My search for Data Analysis/Science resources led me to kaggle.com which is an excellent place if you already know extremely bog-standard stats and programming. The free courses there vary in quality but there are some fantastic user-made tutorials as well. After a few patchy months of learning here and there, I buckled down and focused on publishing a full project on a dataset with all the bits and bobs. Exploratory analysis, data cleaning, creating maps, visualisation, imputation and predictive modelling all in a full write-up. I'd post it here but it has my real name on it.
I'm really chuffed but not pinning all my hopes on the preliminary 'informal chat' with the Head of Analysis. I fully expect to go in and find out my knowledge is severly lacking in ways that embarrass me. But they'll be lessons learned for next time, and if I can get called in for one such position why not a hundred more? There are plenty of openings across the country.
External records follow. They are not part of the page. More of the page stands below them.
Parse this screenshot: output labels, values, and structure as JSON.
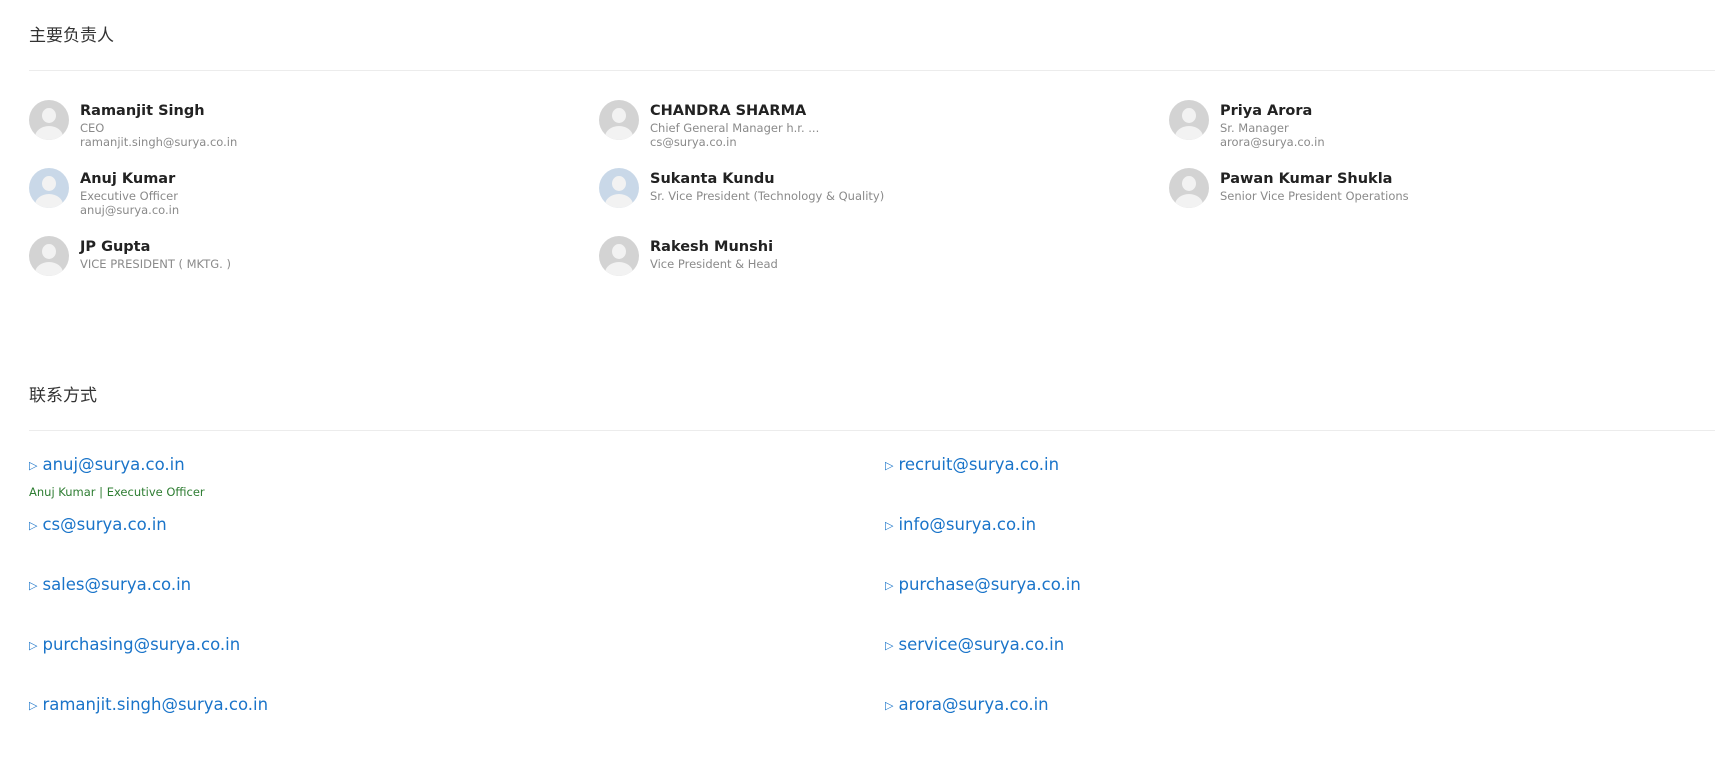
{
  "people_section": {
    "title": "主要负责人"
  },
  "people": [
    {
      "name": "Ramanjit Singh",
      "title": "CEO",
      "email": "ramanjit.singh@surya.co.in"
    },
    {
      "name": "CHANDRA SHARMA",
      "title": "Chief General Manager h.r. ...",
      "email": "cs@surya.co.in"
    },
    {
      "name": "Priya Arora",
      "title": "Sr. Manager",
      "email": "arora@surya.co.in"
    },
    {
      "name": "Anuj Kumar",
      "title": "Executive Officer",
      "email": "anuj@surya.co.in"
    },
    {
      "name": "Sukanta Kundu",
      "title": "Sr. Vice President (Technology & Quality)",
      "email": ""
    },
    {
      "name": "Pawan Kumar Shukla",
      "title": "Senior Vice President Operations",
      "email": ""
    },
    {
      "name": "JP Gupta",
      "title": "VICE PRESIDENT ( MKTG. )",
      "email": ""
    },
    {
      "name": "Rakesh Munshi",
      "title": "Vice President & Head",
      "email": ""
    }
  ],
  "contact_section": {
    "title": "联系方式"
  },
  "contacts": {
    "arrow": "▷",
    "left": [
      {
        "email": "anuj@surya.co.in",
        "note": "Anuj Kumar | Executive Officer"
      },
      {
        "email": "cs@surya.co.in"
      },
      {
        "email": "sales@surya.co.in"
      },
      {
        "email": "purchasing@surya.co.in"
      },
      {
        "email": "ramanjit.singh@surya.co.in"
      }
    ],
    "right": [
      {
        "email": "recruit@surya.co.in"
      },
      {
        "email": "info@surya.co.in"
      },
      {
        "email": "purchase@surya.co.in"
      },
      {
        "email": "service@surya.co.in"
      },
      {
        "email": "arora@surya.co.in"
      }
    ]
  }
}
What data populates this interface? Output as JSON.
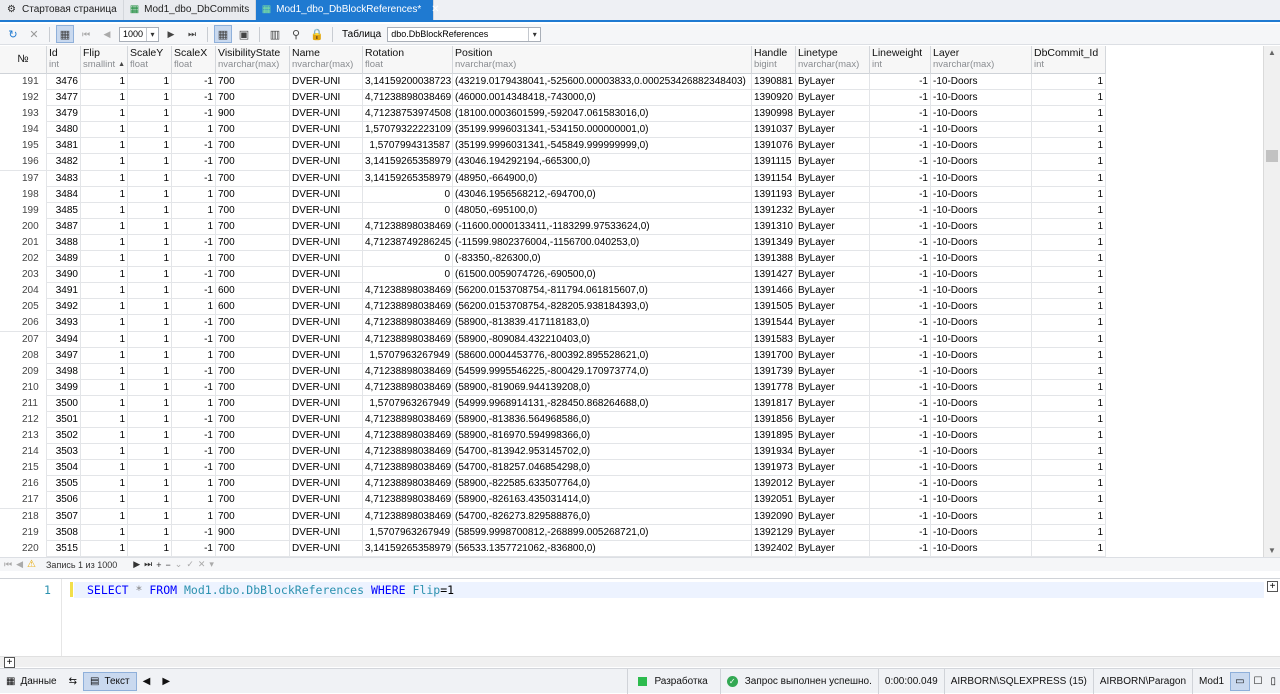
{
  "tabs": [
    {
      "label": "Стартовая страница",
      "icon": "gear-icon",
      "active": false
    },
    {
      "label": "Mod1_dbo_DbCommits",
      "icon": "table-icon",
      "active": false
    },
    {
      "label": "Mod1_dbo_DbBlockReferences*",
      "icon": "table-icon",
      "active": true
    }
  ],
  "toolbar": {
    "page_size": "1000",
    "table_label": "Таблица",
    "table_value": "dbo.DbBlockReferences"
  },
  "columns": [
    {
      "name": "№",
      "type": ""
    },
    {
      "name": "Id",
      "type": "int"
    },
    {
      "name": "Flip",
      "type": "smallint",
      "sorted": true
    },
    {
      "name": "ScaleY",
      "type": "float"
    },
    {
      "name": "ScaleX",
      "type": "float"
    },
    {
      "name": "VisibilityState",
      "type": "nvarchar(max)"
    },
    {
      "name": "Name",
      "type": "nvarchar(max)"
    },
    {
      "name": "Rotation",
      "type": "float"
    },
    {
      "name": "Position",
      "type": "nvarchar(max)"
    },
    {
      "name": "Handle",
      "type": "bigint"
    },
    {
      "name": "Linetype",
      "type": "nvarchar(max)"
    },
    {
      "name": "Lineweight",
      "type": "int"
    },
    {
      "name": "Layer",
      "type": "nvarchar(max)"
    },
    {
      "name": "DbCommit_Id",
      "type": "int"
    }
  ],
  "rows": [
    [
      "191",
      "3476",
      "1",
      "1",
      "-1",
      "700",
      "DVER-UNI",
      "3,14159200038723",
      "(43219.0179438041,-525600.00003833,0.000253426882348403)",
      "1390881",
      "ByLayer",
      "-1",
      "-10-Doors",
      "1"
    ],
    [
      "192",
      "3477",
      "1",
      "1",
      "-1",
      "700",
      "DVER-UNI",
      "4,71238898038469",
      "(46000.0014348418,-743000,0)",
      "1390920",
      "ByLayer",
      "-1",
      "-10-Doors",
      "1"
    ],
    [
      "193",
      "3479",
      "1",
      "1",
      "-1",
      "900",
      "DVER-UNI",
      "4,71238753974508",
      "(18100.0003601599,-592047.061583016,0)",
      "1390998",
      "ByLayer",
      "-1",
      "-10-Doors",
      "1"
    ],
    [
      "194",
      "3480",
      "1",
      "1",
      "1",
      "700",
      "DVER-UNI",
      "1,57079322223109",
      "(35199.9996031341,-534150.000000001,0)",
      "1391037",
      "ByLayer",
      "-1",
      "-10-Doors",
      "1"
    ],
    [
      "195",
      "3481",
      "1",
      "1",
      "-1",
      "700",
      "DVER-UNI",
      "1,5707994313587",
      "(35199.9996031341,-545849.999999999,0)",
      "1391076",
      "ByLayer",
      "-1",
      "-10-Doors",
      "1"
    ],
    [
      "196",
      "3482",
      "1",
      "1",
      "-1",
      "700",
      "DVER-UNI",
      "3,14159265358979",
      "(43046.194292194,-665300,0)",
      "1391115",
      "ByLayer",
      "-1",
      "-10-Doors",
      "1"
    ],
    [
      "197",
      "3483",
      "1",
      "1",
      "-1",
      "700",
      "DVER-UNI",
      "3,14159265358979",
      "(48950,-664900,0)",
      "1391154",
      "ByLayer",
      "-1",
      "-10-Doors",
      "1"
    ],
    [
      "198",
      "3484",
      "1",
      "1",
      "1",
      "700",
      "DVER-UNI",
      "0",
      "(43046.1956568212,-694700,0)",
      "1391193",
      "ByLayer",
      "-1",
      "-10-Doors",
      "1"
    ],
    [
      "199",
      "3485",
      "1",
      "1",
      "1",
      "700",
      "DVER-UNI",
      "0",
      "(48050,-695100,0)",
      "1391232",
      "ByLayer",
      "-1",
      "-10-Doors",
      "1"
    ],
    [
      "200",
      "3487",
      "1",
      "1",
      "1",
      "700",
      "DVER-UNI",
      "4,71238898038469",
      "(-11600.0000133411,-1183299.97533624,0)",
      "1391310",
      "ByLayer",
      "-1",
      "-10-Doors",
      "1"
    ],
    [
      "201",
      "3488",
      "1",
      "1",
      "-1",
      "700",
      "DVER-UNI",
      "4,71238749286245",
      "(-11599.9802376004,-1156700.040253,0)",
      "1391349",
      "ByLayer",
      "-1",
      "-10-Doors",
      "1"
    ],
    [
      "202",
      "3489",
      "1",
      "1",
      "1",
      "700",
      "DVER-UNI",
      "0",
      "(-83350,-826300,0)",
      "1391388",
      "ByLayer",
      "-1",
      "-10-Doors",
      "1"
    ],
    [
      "203",
      "3490",
      "1",
      "1",
      "-1",
      "700",
      "DVER-UNI",
      "0",
      "(61500.0059074726,-690500,0)",
      "1391427",
      "ByLayer",
      "-1",
      "-10-Doors",
      "1"
    ],
    [
      "204",
      "3491",
      "1",
      "1",
      "-1",
      "600",
      "DVER-UNI",
      "4,71238898038469",
      "(56200.0153708754,-811794.061815607,0)",
      "1391466",
      "ByLayer",
      "-1",
      "-10-Doors",
      "1"
    ],
    [
      "205",
      "3492",
      "1",
      "1",
      "1",
      "600",
      "DVER-UNI",
      "4,71238898038469",
      "(56200.0153708754,-828205.938184393,0)",
      "1391505",
      "ByLayer",
      "-1",
      "-10-Doors",
      "1"
    ],
    [
      "206",
      "3493",
      "1",
      "1",
      "-1",
      "700",
      "DVER-UNI",
      "4,71238898038469",
      "(58900,-813839.417118183,0)",
      "1391544",
      "ByLayer",
      "-1",
      "-10-Doors",
      "1"
    ],
    [
      "207",
      "3494",
      "1",
      "1",
      "-1",
      "700",
      "DVER-UNI",
      "4,71238898038469",
      "(58900,-809084.432210403,0)",
      "1391583",
      "ByLayer",
      "-1",
      "-10-Doors",
      "1"
    ],
    [
      "208",
      "3497",
      "1",
      "1",
      "1",
      "700",
      "DVER-UNI",
      "1,5707963267949",
      "(58600.0004453776,-800392.895528621,0)",
      "1391700",
      "ByLayer",
      "-1",
      "-10-Doors",
      "1"
    ],
    [
      "209",
      "3498",
      "1",
      "1",
      "-1",
      "700",
      "DVER-UNI",
      "4,71238898038469",
      "(54599.9995546225,-800429.170973774,0)",
      "1391739",
      "ByLayer",
      "-1",
      "-10-Doors",
      "1"
    ],
    [
      "210",
      "3499",
      "1",
      "1",
      "-1",
      "700",
      "DVER-UNI",
      "4,71238898038469",
      "(58900,-819069.944139208,0)",
      "1391778",
      "ByLayer",
      "-1",
      "-10-Doors",
      "1"
    ],
    [
      "211",
      "3500",
      "1",
      "1",
      "1",
      "700",
      "DVER-UNI",
      "1,5707963267949",
      "(54999.9968914131,-828450.868264688,0)",
      "1391817",
      "ByLayer",
      "-1",
      "-10-Doors",
      "1"
    ],
    [
      "212",
      "3501",
      "1",
      "1",
      "-1",
      "700",
      "DVER-UNI",
      "4,71238898038469",
      "(58900,-813836.564968586,0)",
      "1391856",
      "ByLayer",
      "-1",
      "-10-Doors",
      "1"
    ],
    [
      "213",
      "3502",
      "1",
      "1",
      "-1",
      "700",
      "DVER-UNI",
      "4,71238898038469",
      "(58900,-816970.594998366,0)",
      "1391895",
      "ByLayer",
      "-1",
      "-10-Doors",
      "1"
    ],
    [
      "214",
      "3503",
      "1",
      "1",
      "-1",
      "700",
      "DVER-UNI",
      "4,71238898038469",
      "(54700,-813942.953145702,0)",
      "1391934",
      "ByLayer",
      "-1",
      "-10-Doors",
      "1"
    ],
    [
      "215",
      "3504",
      "1",
      "1",
      "-1",
      "700",
      "DVER-UNI",
      "4,71238898038469",
      "(54700,-818257.046854298,0)",
      "1391973",
      "ByLayer",
      "-1",
      "-10-Doors",
      "1"
    ],
    [
      "216",
      "3505",
      "1",
      "1",
      "1",
      "700",
      "DVER-UNI",
      "4,71238898038469",
      "(58900,-822585.633507764,0)",
      "1392012",
      "ByLayer",
      "-1",
      "-10-Doors",
      "1"
    ],
    [
      "217",
      "3506",
      "1",
      "1",
      "1",
      "700",
      "DVER-UNI",
      "4,71238898038469",
      "(58900,-826163.435031414,0)",
      "1392051",
      "ByLayer",
      "-1",
      "-10-Doors",
      "1"
    ],
    [
      "218",
      "3507",
      "1",
      "1",
      "1",
      "700",
      "DVER-UNI",
      "4,71238898038469",
      "(54700,-826273.829588876,0)",
      "1392090",
      "ByLayer",
      "-1",
      "-10-Doors",
      "1"
    ],
    [
      "219",
      "3508",
      "1",
      "1",
      "-1",
      "900",
      "DVER-UNI",
      "1,5707963267949",
      "(58599.9998700812,-268899.005268721,0)",
      "1392129",
      "ByLayer",
      "-1",
      "-10-Doors",
      "1"
    ],
    [
      "220",
      "3515",
      "1",
      "1",
      "-1",
      "700",
      "DVER-UNI",
      "3,14159265358979",
      "(56533.1357721062,-836800,0)",
      "1392402",
      "ByLayer",
      "-1",
      "-10-Doors",
      "1"
    ]
  ],
  "navbar": {
    "record_text": "Запись 1 из 1000"
  },
  "editor": {
    "line_number": "1",
    "sql_select": "SELECT",
    "sql_star": "*",
    "sql_from": "FROM",
    "sql_table": "Mod1.dbo.DbBlockReferences",
    "sql_where": "WHERE",
    "sql_col": "Flip",
    "sql_eq": "=1"
  },
  "status": {
    "data_label": "Данные",
    "text_label": "Текст",
    "env": "Разработка",
    "query_status": "Запрос выполнен успешно.",
    "elapsed": "0:00:00.049",
    "server": "AIRBORN\\SQLEXPRESS (15)",
    "user": "AIRBORN\\Paragon",
    "database": "Mod1"
  },
  "colors": {
    "accent": "#1f7ad1",
    "env_green": "#2dbb4e",
    "success": "#33a853"
  }
}
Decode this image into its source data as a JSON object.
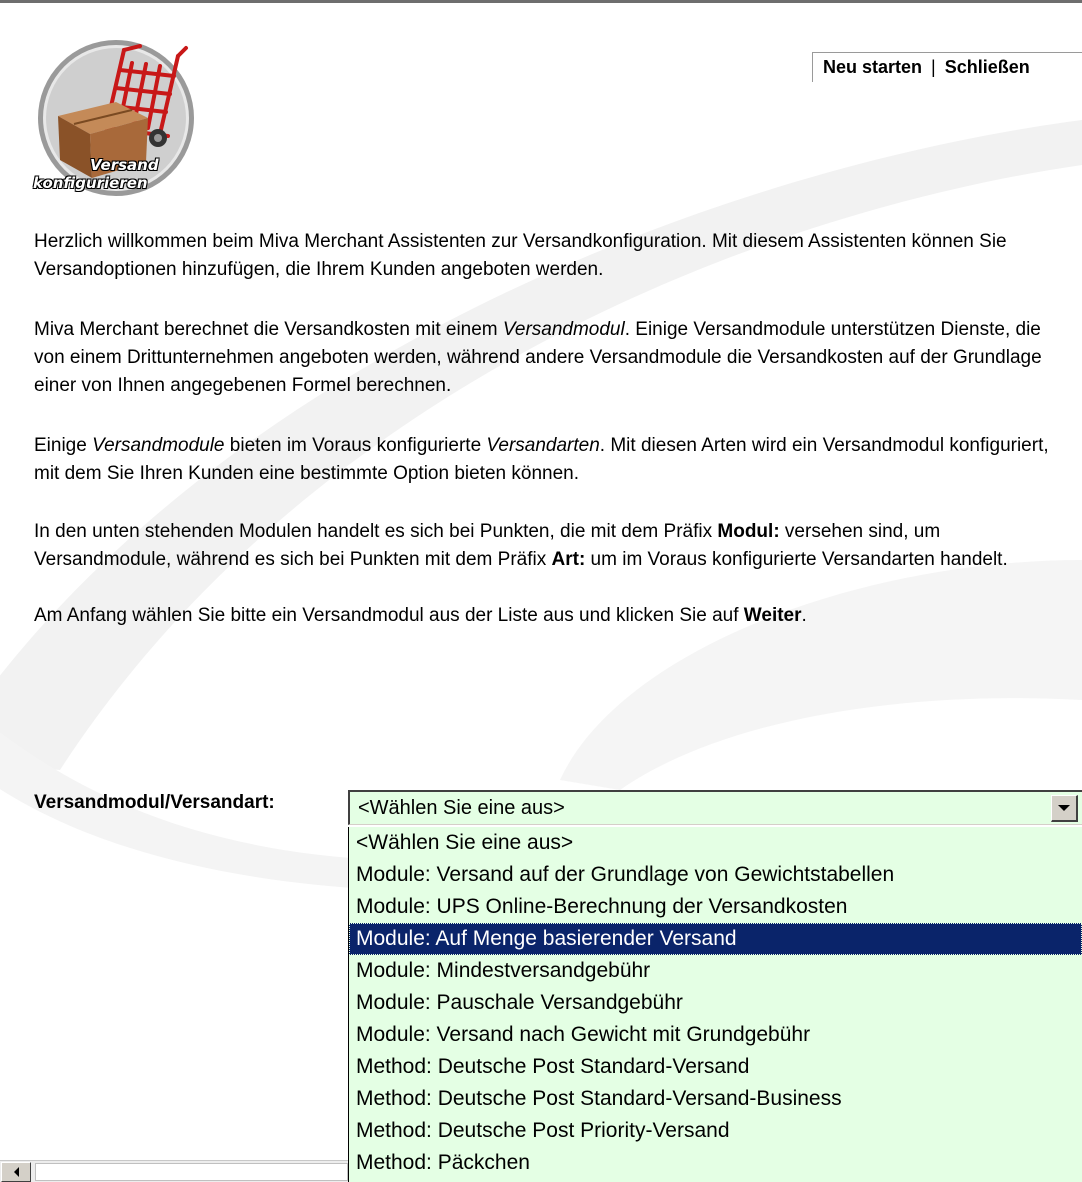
{
  "header": {
    "restart_link": "Neu starten",
    "separator": "|",
    "close_link": "Schließen"
  },
  "logo": {
    "icon": "hand-truck-box-icon",
    "line1": "Versand",
    "line2": "konfigurieren"
  },
  "intro": {
    "p1": "Herzlich willkommen beim Miva Merchant Assistenten zur Versandkonfiguration. Mit diesem Assistenten können Sie Versandoptionen hinzufügen, die Ihrem Kunden angeboten werden.",
    "p2_a": "Miva Merchant berechnet die Versandkosten mit einem ",
    "p2_em": "Versandmodul",
    "p2_b": ". Einige Versandmodule unterstützen Dienste, die von einem Drittunternehmen angeboten werden, während andere Versandmodule die Versandkosten auf der Grundlage einer von Ihnen angegebenen Formel berechnen.",
    "p3_a": "Einige ",
    "p3_em1": "Versandmodule",
    "p3_b": " bieten im Voraus konfigurierte ",
    "p3_em2": "Versandarten",
    "p3_c": ". Mit diesen Arten wird ein Versandmodul konfiguriert, mit dem Sie Ihren Kunden eine bestimmte Option bieten können.",
    "p4_a": "In den unten stehenden Modulen handelt es sich bei Punkten, die mit dem Präfix ",
    "p4_strong1": "Modul:",
    "p4_b": " versehen sind, um Versandmodule, während es sich bei Punkten mit dem Präfix ",
    "p4_strong2": "Art:",
    "p4_c": " um im Voraus konfigurierte Versandarten handelt.",
    "p5_a": "Am Anfang wählen Sie bitte ein Versandmodul aus der Liste aus und klicken Sie auf ",
    "p5_strong": "Weiter",
    "p5_b": "."
  },
  "form": {
    "label": "Versandmodul/Versandart:",
    "selected_value": "<Wählen Sie eine aus>",
    "options": [
      "<Wählen Sie eine aus>",
      "Module: Versand auf der Grundlage von Gewichtstabellen",
      "Module: UPS Online-Berechnung der Versandkosten",
      "Module: Auf Menge basierender Versand",
      "Module: Mindestversandgebühr",
      "Module: Pauschale Versandgebühr",
      "Module: Versand nach Gewicht mit Grundgebühr",
      "Method: Deutsche Post Standard-Versand",
      "Method: Deutsche Post Standard-Versand-Business",
      "Method: Deutsche Post Priority-Versand",
      "Method: Päckchen"
    ],
    "highlighted_option": "Module: Auf Menge basierender Versand"
  },
  "colors": {
    "select_bg": "#e4ffe4",
    "highlight_bg": "#0a246a",
    "highlight_text": "#ffffff"
  }
}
This has been a real confidence booster so cheers lads. I hadn't resolved to this path before asking around here so you really did help - and the more I've learned about this field the more I find I enjoy it. It's the perfect combination of disciplines for me. For the first time in a long time I'm finding happiness in education.
Now I'd like to ask for some help in a rather different matter. Keeping my options open I've also been shopping around for one-year masters in various subjects that interest me and I've recieved an offer from a decent university for their Cybersecurity MSc. Having spoken face-to-face with the lecturers they're satisfied with my capabilities and are happy to bend the rules so they can take me on board. Even better, if I land a full-time job the course can be done part-time over two years instead which takes off the pressure.
But here's the thing. The course in many ways looks fantastic, and the lecturers I've spoken to are well accredited. A couple I haven't met yet were 'public sector' employees. The topics are cutting edge and cover everything from Advanced AI in Security to Digital Forensics. Every syllabus is updated yearly. It isn't a Mickey Mouse enterprise by any means. What concerns me is that the course doesn't require any specific programming of your own, nor any real mathematical expertise since it doesn't cover the nitty gritty of cryptography. Now, I like the idea of becoming a data analyst while studying a comprehensive primer to security principles. My instincts tell me that the combination would dovetail into rather specialist roles. But I suppose what I'm asking is, it worth doing when I don't come from a strictly CS background? In the tech sector, is such a Masters worth anything, or is it greeted with the certain derision that overly-specialised qualifications can sometimes expect? I'm sending an email that addresses my concerns to the main lecturer I spoke to, rather more delicately mind, but obviously bias comes into play so I thought I'd ask the resident techies here. Is someone with an excellent overall knowledge of security, but sans the ability to code these sorts of tools himself someone who'd be offered work?
As before, any help greatly appreciated.